Finally, to further facilitate patients’ ability to “shop around” and directly buy services from the most cost-effective provider, the report strongly advocates for greater access of information about the price and quality of services, including the public availability of claims data, cost data, and quality data in formats useful to patients and other stakeholders. In addition, the report recommends measures for increasing the “portability” of electronic health records by prohibiting information blocking by health IT vendors and promoting open application programming interfaces. The Department of Health & Human Services has already made progress in pursuing these goals, particularly with the highly anticipated “information blocking rule” under review at OMB, and the “Request for Information on Modifying HIPAA Rules to Improve Coordinated Care,” published in the Federal Register on December 14th.
Paving the Way for Change in 2019?
The release of the report after the 2018 midterm elections is no accident. This “wish list” sets forth the priorities of the executive agencies for reforming the health care system without advocating for a full-scale “repeal and replace” option to the ACA. The coincidental decision the following week from U.S. District Judge Reed O’Connor striking down the entirety of the ACA, which we profiled in a separate alert, may also motivate Congress and state legislatures to take action on these recommendations to mitigate any destabilizing effects that the absence of the ACA could cause for insurance markets.

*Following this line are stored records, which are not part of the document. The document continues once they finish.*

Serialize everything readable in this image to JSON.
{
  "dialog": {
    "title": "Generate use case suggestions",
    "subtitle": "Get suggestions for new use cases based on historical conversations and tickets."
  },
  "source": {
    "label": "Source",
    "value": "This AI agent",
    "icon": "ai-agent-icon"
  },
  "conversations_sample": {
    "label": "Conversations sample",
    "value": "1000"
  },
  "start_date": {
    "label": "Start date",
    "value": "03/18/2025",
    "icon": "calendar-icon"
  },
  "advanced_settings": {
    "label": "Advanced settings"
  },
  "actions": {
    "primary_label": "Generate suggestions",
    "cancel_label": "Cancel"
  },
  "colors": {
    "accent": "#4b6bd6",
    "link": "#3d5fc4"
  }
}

What is clear from both the report and the district court’s decision is that changes to the U.S. health care system are far from over.